On our last day, at dawn, the sun had turned the cliffs red. “Ciel rouge le matin, pluie en chemin – red sky in the morning shepherd’s warning,” said Anne-Marie. By lunchtime, soaked and shivering in a deserted car park at Superbagnères, we were desperate to change into the dry clothes in the car. Thankfully there was nobody around.
The walk had taken us from France into Spain over the Port de Benasque pass (2444m), up the Pico Cordier (3254m) and back over the Port d’Oô (2910m) into France. We had the help of professional guide for the Pico Cordier and the Port d’Oô.
Day 0: Bagnères de Luchon
We arrived in Bagnères de Luchon to discover a flower festival in full bloom.
Day 1: Hospice de France to the Refugio de la Renclusa
The first objective was the Port de Benasque
At the Refugio de la Renclusa the donkeys were friendlier than the receptionist. They also helped to eat up the dry sandwiches.
Day 2: Pico Cordier (3254m)
David dragged us across fields of boulders and scree, explaining that hardly anybody went there. Most people are attracted by the more prestigious Aneto – and discouraged by the fatiguing scrambling.
Helping us across this patch of snow, David lost balance and slipped down the slope on his back. Before we had time to think, he had twisted over acrobatically and thrust his ice axe into the snow. The second time he fell, he let go of the ice axe. I had just the time to wonder how we would rescue the crumpled mess at the bottom of the slope before he dug his feet in deep enough to stop himself.
On our second evening at the refuge we were paying our bill just before sunset when a young man rushed in, jabbering in Spanish. He had been at the Portillo superior watching a couple of climbers cross the glacier on the other side. He had seen them on the glacier, coming towards him, but they never arrived. He had waited two hours, but they had disappeared. He was sure something had happened to them. The hostel manager refused to phone the mountain rescue. They went outside to have a look but the manager shook his head. No, he wasn’t going to do anything. It was only the following evening, in Estós that we found out what had happened.
Day 3:Refugio de la Renclusa to Refugio de Estós
On the third day we passed by the ugly, evil-smelling health spa at the Baños de Benasque – for the seriously ill, I imagine – and up the rather prettier Literola valley.
In the Estós valley vultures were just finishing off the remains of a donkey.
We stayed at the Estós hostel overnight. Our guide came to join us again. Since David had been down in the valley all day, we asked him if there was any news of the lost climbers from the Portillo Superior.

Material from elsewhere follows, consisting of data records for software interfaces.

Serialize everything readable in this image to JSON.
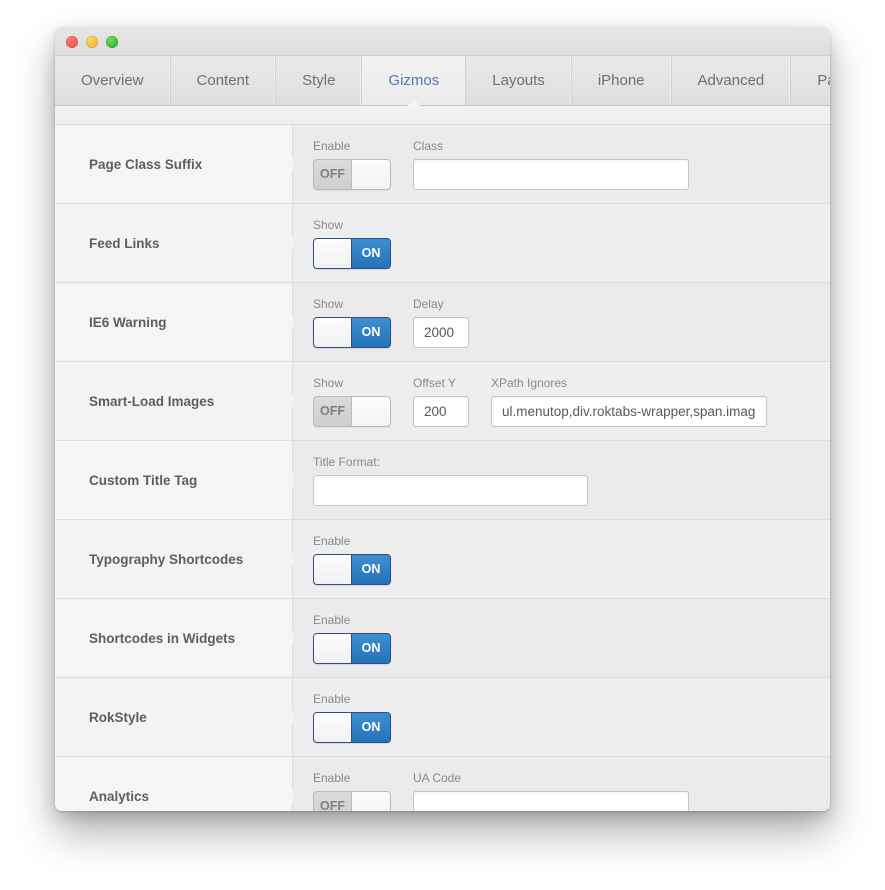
{
  "window": {
    "traffic_lights": [
      "close",
      "minimize",
      "maximize"
    ]
  },
  "tabs": [
    {
      "label": "Overview",
      "active": false
    },
    {
      "label": "Content",
      "active": false
    },
    {
      "label": "Style",
      "active": false
    },
    {
      "label": "Gizmos",
      "active": true
    },
    {
      "label": "Layouts",
      "active": false
    },
    {
      "label": "iPhone",
      "active": false
    },
    {
      "label": "Advanced",
      "active": false
    },
    {
      "label": "Page Templates",
      "active": false
    }
  ],
  "colors": {
    "accent_blue": "#2b7cc4",
    "active_tab_text": "#5579b4",
    "label_text": "#5a5f66",
    "field_label_text": "#868a8e"
  },
  "rows": [
    {
      "title": "Page Class Suffix",
      "toggle_label": "Enable",
      "toggle_state": "OFF",
      "field1_label": "Class",
      "field1_value": ""
    },
    {
      "title": "Feed Links",
      "toggle_label": "Show",
      "toggle_state": "ON"
    },
    {
      "title": "IE6 Warning",
      "toggle_label": "Show",
      "toggle_state": "ON",
      "field1_label": "Delay",
      "field1_value": "2000"
    },
    {
      "title": "Smart-Load Images",
      "toggle_label": "Show",
      "toggle_state": "OFF",
      "field1_label": "Offset Y",
      "field1_value": "200",
      "field2_label": "XPath Ignores",
      "field2_value": "ul.menutop,div.roktabs-wrapper,span.image,div"
    },
    {
      "title": "Custom Title Tag",
      "field1_label": "Title Format:",
      "field1_value": ""
    },
    {
      "title": "Typography Shortcodes",
      "toggle_label": "Enable",
      "toggle_state": "ON"
    },
    {
      "title": "Shortcodes in Widgets",
      "toggle_label": "Enable",
      "toggle_state": "ON"
    },
    {
      "title": "RokStyle",
      "toggle_label": "Enable",
      "toggle_state": "ON"
    },
    {
      "title": "Analytics",
      "toggle_label": "Enable",
      "toggle_state": "OFF",
      "field1_label": "UA Code",
      "field1_value": ""
    }
  ]
}
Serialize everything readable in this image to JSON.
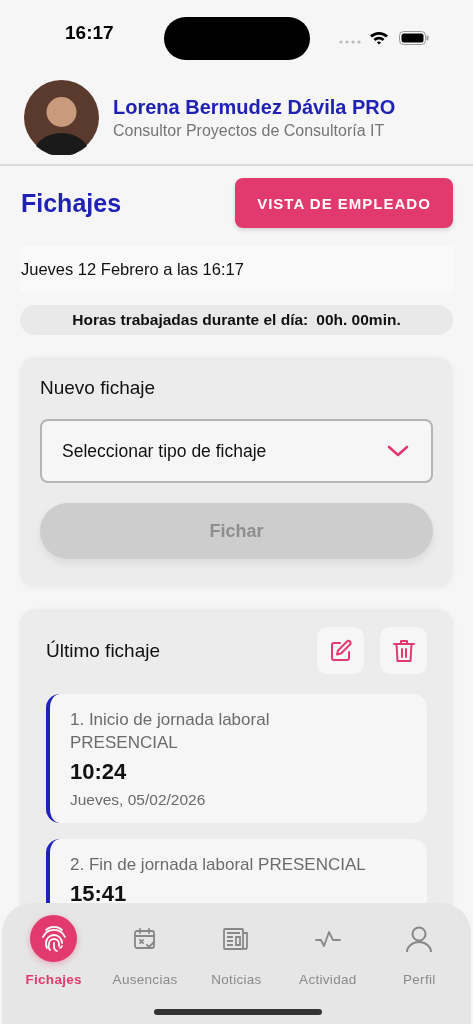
{
  "status_bar": {
    "time": "16:17"
  },
  "profile": {
    "name": "Lorena Bermudez Dávila PRO",
    "role": "Consultor Proyectos de Consultoría IT"
  },
  "page": {
    "title": "Fichajes",
    "action_button": "VISTA DE EMPLEADO"
  },
  "date_line": "Jueves 12 Febrero a las 16:17",
  "hours": {
    "label": "Horas trabajadas durante el día:",
    "value": "00h. 00min."
  },
  "new_entry": {
    "title": "Nuevo fichaje",
    "select": {
      "placeholder": "Seleccionar tipo de fichaje"
    },
    "submit": {
      "label": "Fichar",
      "disabled": true
    }
  },
  "last_entry": {
    "title": "Último fichaje",
    "records": [
      {
        "title": "1. Inicio de jornada laboral PRESENCIAL",
        "time": "10:24",
        "date": "Jueves, 05/02/2026"
      },
      {
        "title": "2. Fin de jornada laboral PRESENCIAL",
        "time": "15:41"
      }
    ]
  },
  "tab_bar": [
    {
      "label": "Fichajes",
      "selected": true
    },
    {
      "label": "Ausencias",
      "selected": false
    },
    {
      "label": "Noticias",
      "selected": false
    },
    {
      "label": "Actividad",
      "selected": false
    },
    {
      "label": "Perfil",
      "selected": false
    }
  ]
}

No, he said. People are always disappearing like that. The mountain rescue would only come out if someone was injured, not if they disappeared. There are so many ways across the glacier that people often ‘disappear’ like that by taking a different route.
Day 4: Refugio de Estós to Refuge du lac du Portillon
In the night a thunderstorm arrived, barrelling down the valley, spitting hail, but by dawn the clouds had started to disperse. On the path up to the Port d’Oô we saw first one, then a whole series of fire salamanders, yellow and black stripes darting away into the grass. I have only ever seen one before, but they are common here, David tells us.
This is another little-used route – beware: the passage is at the W end of the pass, though the cairns head for the E end, more popular with rock climbers.
Another tumble-jumble of rocks took us down to the Portillon and a comfortable refuge, with a smile as well.
Day 5: Refuge du lac du Portillon to Superbagnères
Our last day and we have been walking in heavy rain, chased by thunder. The thermometer says 8 degrees centigrade. Two hours earlier I had remarked: “cinq jours de randonnée, et on est passé entre les gouttes – five days walking and we have managed to pass between the raindrops.”
Thanks to Claude, Anne-Marie and Evelyne for company and photos.This entry was posted on Thursday, September 8th, 2011 at 11:59 am and is filed under Uncategorized. You can follow any responses to this entry through the RSS 2.0 feed. You can leave a comment below, or trackback from your own site.